+ I DON'T OWN ANYTHING. WHY DO I NEED A WILL?
You own more than you think. And you will acquire more things and property as you get older and progress through life. By executing a Last Will and Testament, you can control where your assets and property will go after you die, rather than leaving it up to the laws of the State of South Carolina. A Will is a legal document containing instructions to be carried out after you die, including your choice of guardian for your children, the beneficiaries of your assets, and who will serve as your estate’s Personal Representative.
If you do not have a Will, when you die, your assets will be distributed according to law: one-half to your surviving spouse, one-half to your surviving children – or, if you have none, to your parents, sisters, brothers, nieces, nephews, or other relatives. Friends, boyfriends, girlfriends, domestic partners, and favorite charities will receive nothing. If you die with no living relatives, the State of South Carolina will be the beneficiary of your estate.
+ DOES A WILL COVER EVERYTHING I OWN?
No. Generally speaking, your Will affects only those assets titled in your name at the time of your death. Excluded assets can include life insurance policies, cars, bank accounts, and property in trust – all of which can either have contractual beneficiaries or joint ownership. In South Carolina, for example, your car title may be held as “You AND/OR Your Spouse,” which means that either or both of you own the car. Real estate cannot be titled in this way, as we will discuss in more detail later.
Also, because your list of personal property will invariably change between the time you execute your Will and the time of your death, most Wills provide for the distribution of your personal property by means of a Personal Property Memorandum, which is a simple, non-legal document that you can change from time to time without having to amend your Will. For example, if you want your antique radar detector to go to your Cousin Purvis, you can jot that down in your Personal Property Memorandum, and Purvis will get it.

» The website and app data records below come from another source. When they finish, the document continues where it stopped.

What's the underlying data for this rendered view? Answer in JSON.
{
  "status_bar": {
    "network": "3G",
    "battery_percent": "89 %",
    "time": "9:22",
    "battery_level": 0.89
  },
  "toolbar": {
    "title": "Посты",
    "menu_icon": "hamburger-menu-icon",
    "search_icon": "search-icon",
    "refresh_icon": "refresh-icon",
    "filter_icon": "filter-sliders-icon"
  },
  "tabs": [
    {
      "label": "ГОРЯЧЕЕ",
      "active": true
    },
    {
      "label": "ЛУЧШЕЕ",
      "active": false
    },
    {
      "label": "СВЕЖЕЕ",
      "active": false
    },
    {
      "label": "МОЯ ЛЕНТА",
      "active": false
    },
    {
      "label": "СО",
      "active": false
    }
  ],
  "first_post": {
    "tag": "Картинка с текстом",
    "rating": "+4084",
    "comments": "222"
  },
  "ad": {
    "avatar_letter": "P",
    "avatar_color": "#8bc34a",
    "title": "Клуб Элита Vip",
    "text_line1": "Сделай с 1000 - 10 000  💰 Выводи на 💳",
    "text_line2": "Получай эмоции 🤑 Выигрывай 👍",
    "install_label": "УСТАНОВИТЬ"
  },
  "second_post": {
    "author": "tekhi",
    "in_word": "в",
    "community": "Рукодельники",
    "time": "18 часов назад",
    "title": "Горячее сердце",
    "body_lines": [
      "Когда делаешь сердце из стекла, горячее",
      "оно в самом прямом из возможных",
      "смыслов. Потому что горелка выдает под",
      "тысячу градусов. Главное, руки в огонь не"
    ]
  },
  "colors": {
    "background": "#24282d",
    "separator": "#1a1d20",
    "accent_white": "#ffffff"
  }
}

+ HOW DO I MAKE A WILL?
There are Will forms available at office supply stores and on the internet. These are never a good idea. You should consult an attorney to prepare your Will. When you call us, the first thing we will do is provide you with an Estate Planning Questionnaire. Based upon your instruction, we will draft your Will, review it with you carefully, and make sure that it is executed properly. If a Will is not executed properly according to the requirements of South Carolina Probate Law, it is not considered valid and will not be legally binding.

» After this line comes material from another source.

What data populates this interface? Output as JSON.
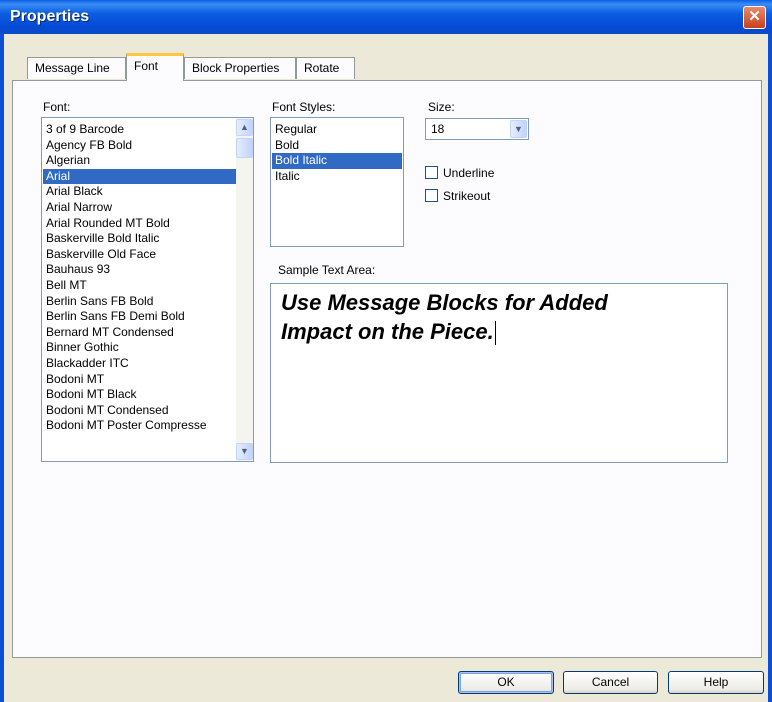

+ I HAVE A WILL FROM ANOTHER STATE. IS THAT GOOD ENOUGH?
Maybe. However, because South Carolina has specific requirements regarding execution, it is vitally important that you have a South Carolina review your out-of-state Will to ensure enforceability and validity.